For the entire week, the first reading has been taken from the Book of Job. Even if we rarely open our Bibles, this name, undoubtedly, has an instant recall.
It is a common knowledge that Job practically lost all his possessions: his cattle were either destroyed by plague or carried of by robbers, his children were all killed in a tragedy, and even his wife left him when he refused to turn his back on the Lord in the midst of these misfortunes.
Over the past days, those who came for Mass or read the daily Mass readings learnt about his sufferings. And for the past days, God has remained silent so far.
Today, we heard about God’s answer! And boy, God did prepare His homework! His answers though were not declarations, but a series of interrogations.
Like a machine gun, He issued his questions one after the other.
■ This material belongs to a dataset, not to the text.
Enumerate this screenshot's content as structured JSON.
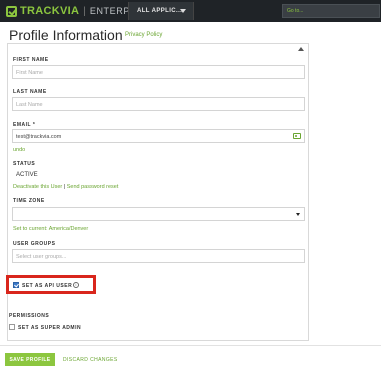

To these, Job was able to mutter, “How can I answer you? I will put my hand over my mouth.” He was reduced to silence.
If God spoke in a series of questions in the first reading, we heard Him throwing exclamations in the Gospel. We could not immediately recognize that it was Him; it’s as if we’re listening to the President talking.
But our Lord Jesus here was talking to the apostles. He was preparing them for the worse. There are people who are obstinate, hardheaded, completely attached to their sinful way,
and we could not do anything to convince them to change.
Make no mistake about it, we are all sinners. The only difference is that some sinners keep fighting and some others have given up.
All of you have finished your retreat. In Batulao, you experienced the warm hands of God caressing you, comforting you, embracing you. Do we let this presence of God in our lives bear fruit? Will we respond to Him with love?
You strove to make good confessions, and attempted to firmly hold on to your resolutions. But weeks and months after you encountered the Lord in Batulao, are you still in touch with Him?
If there is one thing the devil excels at, it is to discourage us. The enemy spends his energy trying to convince us to give up: “You will never get rid of these sins” he suggests in your ear, “This is too hard for you,”
“There is no point in going to confession: you will need to confess the same sin again in no time…”
Do these sound familiar?
When we are tempted to commit sin, how do we attend to the temptation?
St. Jerome, the saint we honor today, is known for his terrible temper. But he is also known, too, for having a splendid way of not cooperating with the devil. If he is feeling tempted, he would be up all night to continue to translate the books of the Bible to Latin.
His propensity to sin has given led him to the opportunity of becoming a saint.
St. Jerome found God in the Bible, and he cherished Him there. For most of you, in your last retreat.
Because we have encountered God, life will never be the same again.
It should never be the same again.